> WORK INSTRUCTIONS: Within the listing below, how many lines hold the string "Laurens"? Only the number should be given.

> MATERIAL PROVIDED:
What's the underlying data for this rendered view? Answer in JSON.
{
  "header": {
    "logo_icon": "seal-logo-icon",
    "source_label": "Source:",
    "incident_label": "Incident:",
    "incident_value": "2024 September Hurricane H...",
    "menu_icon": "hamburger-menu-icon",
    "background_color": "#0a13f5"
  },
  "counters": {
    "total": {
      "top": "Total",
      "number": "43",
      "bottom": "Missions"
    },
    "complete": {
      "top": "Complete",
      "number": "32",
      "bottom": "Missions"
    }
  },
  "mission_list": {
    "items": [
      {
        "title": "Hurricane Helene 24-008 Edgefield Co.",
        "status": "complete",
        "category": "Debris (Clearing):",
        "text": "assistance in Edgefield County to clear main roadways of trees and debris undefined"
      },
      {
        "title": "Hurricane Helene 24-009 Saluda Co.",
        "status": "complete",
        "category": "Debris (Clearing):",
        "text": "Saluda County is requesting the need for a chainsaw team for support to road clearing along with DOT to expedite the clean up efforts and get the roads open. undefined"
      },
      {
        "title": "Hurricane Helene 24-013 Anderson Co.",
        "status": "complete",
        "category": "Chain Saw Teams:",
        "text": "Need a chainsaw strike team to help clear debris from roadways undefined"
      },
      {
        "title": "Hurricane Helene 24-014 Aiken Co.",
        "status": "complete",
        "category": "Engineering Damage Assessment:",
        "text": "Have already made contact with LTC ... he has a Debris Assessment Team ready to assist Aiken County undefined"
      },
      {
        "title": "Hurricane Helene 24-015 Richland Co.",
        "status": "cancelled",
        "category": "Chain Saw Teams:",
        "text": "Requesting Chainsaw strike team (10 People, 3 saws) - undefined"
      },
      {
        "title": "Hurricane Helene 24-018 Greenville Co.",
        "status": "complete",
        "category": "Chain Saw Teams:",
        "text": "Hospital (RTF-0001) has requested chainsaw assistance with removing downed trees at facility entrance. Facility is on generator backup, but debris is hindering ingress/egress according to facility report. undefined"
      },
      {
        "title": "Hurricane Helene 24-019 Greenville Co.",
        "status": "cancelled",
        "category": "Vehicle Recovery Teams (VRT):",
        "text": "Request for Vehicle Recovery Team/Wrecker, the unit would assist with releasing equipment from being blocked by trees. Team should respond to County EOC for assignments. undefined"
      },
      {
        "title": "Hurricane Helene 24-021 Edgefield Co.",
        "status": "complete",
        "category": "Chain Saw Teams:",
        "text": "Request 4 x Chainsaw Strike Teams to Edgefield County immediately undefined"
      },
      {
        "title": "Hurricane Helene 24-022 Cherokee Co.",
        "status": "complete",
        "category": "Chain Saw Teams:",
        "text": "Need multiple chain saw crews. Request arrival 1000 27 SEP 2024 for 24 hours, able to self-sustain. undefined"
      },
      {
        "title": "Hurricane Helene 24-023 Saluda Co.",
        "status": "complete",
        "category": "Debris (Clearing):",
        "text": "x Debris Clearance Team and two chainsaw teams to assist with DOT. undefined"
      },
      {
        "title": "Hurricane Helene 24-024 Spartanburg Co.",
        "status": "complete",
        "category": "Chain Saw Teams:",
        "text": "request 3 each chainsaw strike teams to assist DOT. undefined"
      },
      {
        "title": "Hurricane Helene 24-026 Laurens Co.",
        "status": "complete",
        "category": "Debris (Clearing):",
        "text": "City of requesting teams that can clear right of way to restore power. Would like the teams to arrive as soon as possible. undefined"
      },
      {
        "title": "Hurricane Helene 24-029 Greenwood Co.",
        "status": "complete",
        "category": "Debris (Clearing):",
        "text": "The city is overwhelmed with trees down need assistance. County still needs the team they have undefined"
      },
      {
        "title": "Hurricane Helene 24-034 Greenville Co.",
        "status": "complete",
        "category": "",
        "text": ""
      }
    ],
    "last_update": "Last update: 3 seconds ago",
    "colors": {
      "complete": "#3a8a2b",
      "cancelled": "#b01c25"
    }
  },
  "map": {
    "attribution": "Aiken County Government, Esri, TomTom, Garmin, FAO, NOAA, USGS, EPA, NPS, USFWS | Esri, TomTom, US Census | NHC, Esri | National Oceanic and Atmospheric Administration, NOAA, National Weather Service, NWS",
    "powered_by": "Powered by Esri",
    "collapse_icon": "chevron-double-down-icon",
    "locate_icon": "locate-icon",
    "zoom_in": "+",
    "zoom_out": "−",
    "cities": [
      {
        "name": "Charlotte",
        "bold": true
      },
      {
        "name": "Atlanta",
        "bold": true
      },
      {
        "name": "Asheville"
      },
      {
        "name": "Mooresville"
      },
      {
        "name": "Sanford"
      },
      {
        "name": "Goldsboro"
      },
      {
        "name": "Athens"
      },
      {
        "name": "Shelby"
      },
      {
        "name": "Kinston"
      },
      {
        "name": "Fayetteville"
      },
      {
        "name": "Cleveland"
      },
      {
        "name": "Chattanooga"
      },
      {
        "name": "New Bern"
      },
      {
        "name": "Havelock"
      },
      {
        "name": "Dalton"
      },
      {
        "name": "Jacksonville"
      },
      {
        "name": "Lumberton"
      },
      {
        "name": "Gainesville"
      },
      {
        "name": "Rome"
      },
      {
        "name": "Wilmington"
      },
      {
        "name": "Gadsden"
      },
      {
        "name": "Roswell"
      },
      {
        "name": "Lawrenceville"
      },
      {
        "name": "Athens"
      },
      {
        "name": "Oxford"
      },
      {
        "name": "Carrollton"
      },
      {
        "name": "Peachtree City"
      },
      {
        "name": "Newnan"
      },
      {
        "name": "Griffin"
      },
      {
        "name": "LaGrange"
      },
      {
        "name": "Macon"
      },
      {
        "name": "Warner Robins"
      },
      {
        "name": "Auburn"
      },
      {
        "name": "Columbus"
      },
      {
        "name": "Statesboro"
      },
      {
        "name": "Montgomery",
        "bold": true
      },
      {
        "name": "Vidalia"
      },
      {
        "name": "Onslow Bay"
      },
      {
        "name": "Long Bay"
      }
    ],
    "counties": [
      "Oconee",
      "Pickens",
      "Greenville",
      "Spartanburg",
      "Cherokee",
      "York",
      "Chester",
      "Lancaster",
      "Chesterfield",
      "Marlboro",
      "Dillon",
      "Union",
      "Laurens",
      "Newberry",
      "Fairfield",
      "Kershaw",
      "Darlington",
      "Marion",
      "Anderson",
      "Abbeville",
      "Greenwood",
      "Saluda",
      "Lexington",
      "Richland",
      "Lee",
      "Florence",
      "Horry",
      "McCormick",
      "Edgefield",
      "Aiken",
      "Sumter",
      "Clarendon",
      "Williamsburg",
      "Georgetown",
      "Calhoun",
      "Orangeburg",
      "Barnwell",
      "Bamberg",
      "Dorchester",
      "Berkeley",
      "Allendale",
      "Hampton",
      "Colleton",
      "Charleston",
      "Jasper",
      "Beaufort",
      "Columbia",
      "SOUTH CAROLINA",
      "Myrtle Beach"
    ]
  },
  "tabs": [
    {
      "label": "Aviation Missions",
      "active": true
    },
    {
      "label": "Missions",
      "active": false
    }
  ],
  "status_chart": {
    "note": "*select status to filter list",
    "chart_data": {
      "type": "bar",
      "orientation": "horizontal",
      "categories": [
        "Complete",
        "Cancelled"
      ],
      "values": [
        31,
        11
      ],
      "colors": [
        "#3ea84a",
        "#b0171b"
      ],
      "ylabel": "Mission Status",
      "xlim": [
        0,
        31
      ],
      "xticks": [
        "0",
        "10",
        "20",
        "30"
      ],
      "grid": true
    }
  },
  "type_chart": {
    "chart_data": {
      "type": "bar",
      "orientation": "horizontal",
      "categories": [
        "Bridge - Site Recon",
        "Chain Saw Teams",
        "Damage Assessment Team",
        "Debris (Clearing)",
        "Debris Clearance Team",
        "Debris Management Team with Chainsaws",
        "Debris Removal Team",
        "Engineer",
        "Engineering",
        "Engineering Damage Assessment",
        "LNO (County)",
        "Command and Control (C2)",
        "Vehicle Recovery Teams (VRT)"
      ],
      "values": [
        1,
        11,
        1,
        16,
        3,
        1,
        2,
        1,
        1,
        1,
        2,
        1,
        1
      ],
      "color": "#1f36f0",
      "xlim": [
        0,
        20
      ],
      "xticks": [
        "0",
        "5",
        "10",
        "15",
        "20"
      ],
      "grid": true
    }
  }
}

> TASK RESULT: 2